In brief, the stress response is a survival mechanism. It evolved in humans and other organisms to protect from deadly threats. For most of human history, those deadly threats were occasional and resolved quickly. A predator appears. We fight or flee. We survive, and the threat is over, or we die and the threat is over. It’s an acute and extreme biological state. It’s for dire emergencies.
In an emergency (say being chased by the proverbial tiger) the body instantly reallocates resources to optimize physical functioning (fighting or fleeing). Blood flow and energy are diverted to the large muscle groups and the brain, and away from all non-essential functions (things that can wait until we’ve escaped). These include digesting food, mounting an immune response, reproduction, growth, tissue repair, detoxification, and producing hormones and neurotransmitters other than cortisol and adrenaline.
Makes sense so far, right?
But what happens when the threat doesn’t resolve? A chronic illness, chronic pain, or ongoing mental and emotional stress? The suppression of all of those bodily functions begins to take a toll. We get GI problems. We are more susceptible to infections. Injuries heal more slowly. We hold on to toxins.
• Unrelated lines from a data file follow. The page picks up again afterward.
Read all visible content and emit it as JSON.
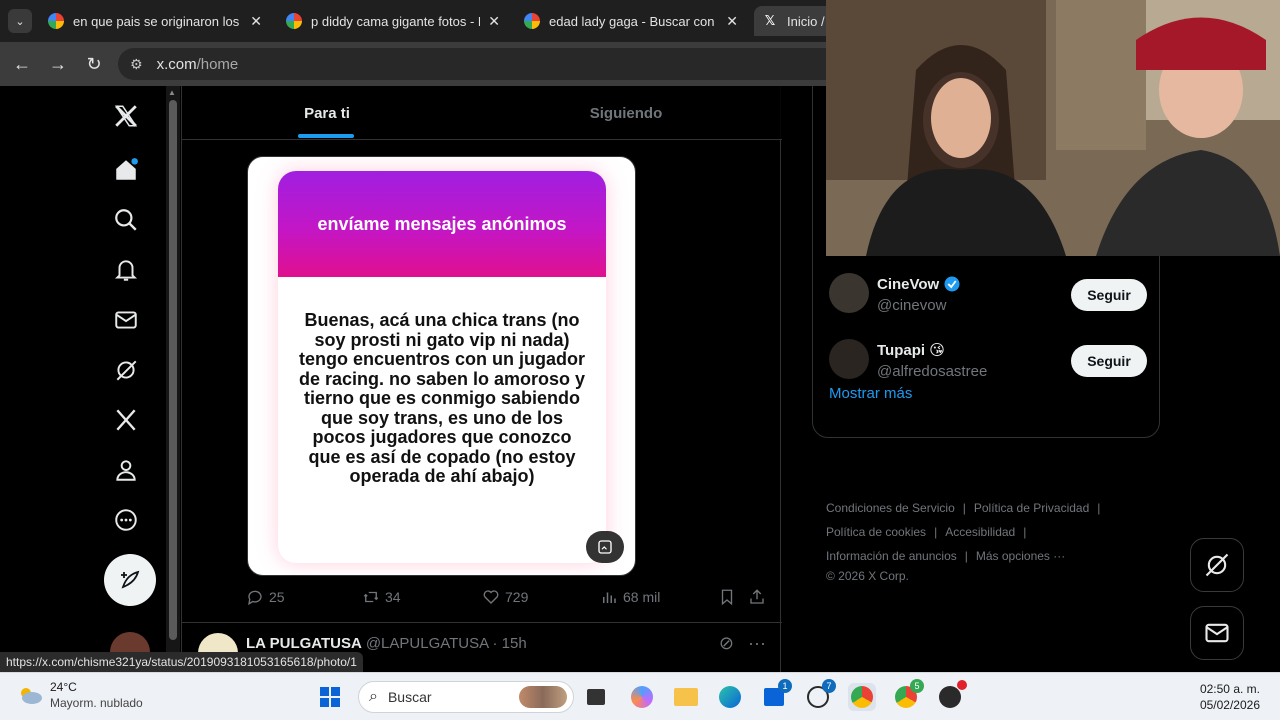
{
  "browser": {
    "tabs": [
      {
        "title": "en que pais se originaron los th",
        "active": false
      },
      {
        "title": "p diddy cama gigante fotos - Bu",
        "active": false
      },
      {
        "title": "edad lady gaga - Buscar con Go",
        "active": false
      },
      {
        "title": "Inicio /",
        "active": true
      }
    ],
    "url_host": "x.com",
    "url_path": "/home",
    "status_url": "https://x.com/chisme321ya/status/2019093181053165618/photo/1"
  },
  "timeline": {
    "tabs": [
      "Para ti",
      "Siguiendo"
    ],
    "post": {
      "card_header": "envíame mensajes anónimos",
      "card_text": "Buenas, acá una chica trans (no soy prosti ni gato vip ni nada) tengo encuentros con un jugador de racing. no saben lo amoroso y tierno que es conmigo sabiendo que soy trans, es uno de los pocos jugadores que conozco que es así de copado (no estoy operada de ahí abajo)",
      "replies": "25",
      "reposts": "34",
      "likes": "729",
      "views": "68 mil"
    },
    "next_post": {
      "name": "LA PULGATUSA",
      "handle": "@LAPULGATUSA · 15h"
    }
  },
  "who_to_follow": {
    "items": [
      {
        "name": "CineVow",
        "handle": "@cinevow",
        "verified": true,
        "button": "Seguir"
      },
      {
        "name": "Tupapi 😘",
        "handle": "@alfredosastree",
        "verified": false,
        "button": "Seguir"
      }
    ],
    "show_more": "Mostrar más"
  },
  "footer": {
    "links": [
      "Condiciones de Servicio",
      "Política de Privacidad",
      "Política de cookies",
      "Accesibilidad",
      "Información de anuncios",
      "Más opciones ···"
    ],
    "copyright": "© 2026 X Corp."
  },
  "taskbar": {
    "temp": "24°C",
    "weather": "Mayorm. nublado",
    "search_placeholder": "Buscar",
    "time": "02:50 a. m.",
    "date": "05/02/2026",
    "badges": {
      "store": "1",
      "whatsapp": "7",
      "chrome2": "5"
    }
  },
  "colors": {
    "accent": "#1d9bf0",
    "bg": "#000000",
    "card_gradient_start": "#a01fe0",
    "card_gradient_end": "#e0108e"
  }
}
Our hormones become unbalanced (thyroid slows, estrogen, progesterone and testosterone levels drop or fluctuate). This exhausts us. But we are trained not to honor the exhaustion but to push through it. We get a cold or a sinus infection but we go to work anyway. We develop pain. We suppress or push through that too. Our energy and mood take a dive. We have drugs for that. We don’t acknowledge and honor the stressors that are at the source. They compound.
Eventually we crash. We’ve all heard these stories of people who heroically triumph over all kinds of adversity until one day they simply can’t do it anymore. The body whispers, hoping we will listen. We don’t. It gets louder. We still don’t listen. It will scream, it will escalate until we are literally taken down.
What’s the alternative?
Don’t fight the war in the first place. Choose care instead. Declare peace with the body, no matter what is going on with it. Respond to fatigue, illness, and pain with rest, to hunger with food. Learn to live in peace with our negative feelings. Sit with grief, anger, frustration. Allow and accept them. Treat ourselves with compassion. Accept that bodies are constantly changing. They grow ill, they age, they get injured, they die. It’s what bodies do.
I am not saying we should reject medicines that cure infections, procedures that save lives, interventions that relieve suffering. Of course not. We just have to stop understanding them as WAR. We need to work with them, welcome them into our systems in a peaceful and relaxed state. Silence the words that evoke fear. Provide support, optimism, beauty. Love, tend and befriend. The outcomes will be so much better.
The poet Rumi wrote, “be ground, be crumbled, so wildflowers will come up where you are. You’ve been stony for too many years. Try something different. Surrender.”
We all need to think for ourselves what it might mean to stop fighting with our bodies and start listening to them. We all need to reframe the pursuit of health as a fight, a set of sacrifices, the denial of pleasure. We need to tune in and listen to the subtle messages – fatigue, pain, tension, negative emotion. Then instead of asking, “why is this happening,” and “how can I make it go away,” ask “what does it mean? What do I need?”